RVers, business travelers, those who use co-working spaces, digital nomads and gamers will be especially interested in travel routers with cellular hotspot capabilities. They can help ensure connectivity in a variety of conditions without necessarily having to drain data.
Despite the variations in names, terms and features we think this blog post will help you through the choices and considerations as you plan which travel WiFi device is right for you.
Go Connect Travel WiFi Products Solves It All
If you don’t want to have to parse through all of these decisions, our Go Connect line of travel WiFi products makes it easy. We take the best of of all of these options into a single line of products. Our device allows to you create a private WiFi network when traveling that is secure, improves performance and is absolutely easy to use. No technical expertise is required.
The only decision you’ll need to make is whether you want the optional cellular version. If you do choose cellular, you won’t even need to decide between whether to use public WiFi or cellular, our device will connect to both. It even manages the connection for you so you don’t need to decide when you switch or reliability or whether to use the WiFi to save data.

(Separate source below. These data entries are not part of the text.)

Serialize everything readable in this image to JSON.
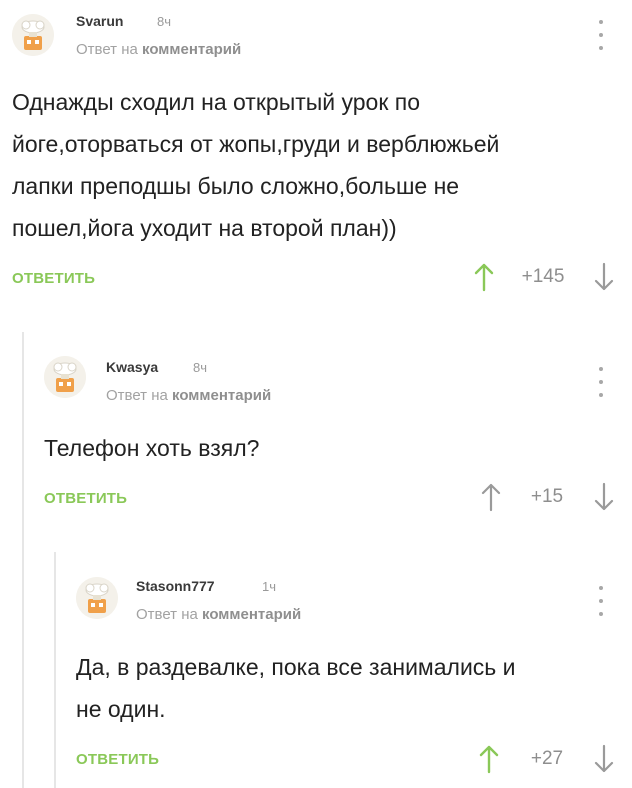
{
  "comments": [
    {
      "author": "Svarun",
      "time": "8ч",
      "reply_prefix": "Ответ на",
      "reply_link": "комментарий",
      "lines": [
        "Однажды сходил на открытый урок по",
        "йоге,оторваться от жопы,груди и верблюжьей",
        "лапки преподшы было сложно,больше не",
        "пошел,йога уходит на второй план))"
      ],
      "reply_label": "ОТВЕТИТЬ",
      "score": "+145",
      "upvoted": true
    },
    {
      "author": "Kwasya",
      "time": "8ч",
      "reply_prefix": "Ответ на",
      "reply_link": "комментарий",
      "lines": [
        "Телефон хоть взял?"
      ],
      "reply_label": "ОТВЕТИТЬ",
      "score": "+15",
      "upvoted": false
    },
    {
      "author": "Stasonn777",
      "time": "1ч",
      "reply_prefix": "Ответ на",
      "reply_link": "комментарий",
      "lines": [
        "Да, в раздевалке, пока все занимались и",
        "не один."
      ],
      "reply_label": "ОТВЕТИТЬ",
      "score": "+27",
      "upvoted": true
    }
  ],
  "colors": {
    "accent_green": "#8ac858",
    "upvote_active": "#8ac858",
    "vote_inactive": "#9a9a9a",
    "thread_line": "#e6e6e6"
  },
  "icons": {
    "avatar": "chef-avatar-icon",
    "menu": "kebab-menu-icon",
    "upvote": "arrow-up-icon",
    "downvote": "arrow-down-icon"
  }
}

Our goal is to provide a product line that focuses on getting you and keeping you connected, so you are free to surf, stream or work. And if you decide to stream instead of work, don’t worry, we won’t tell.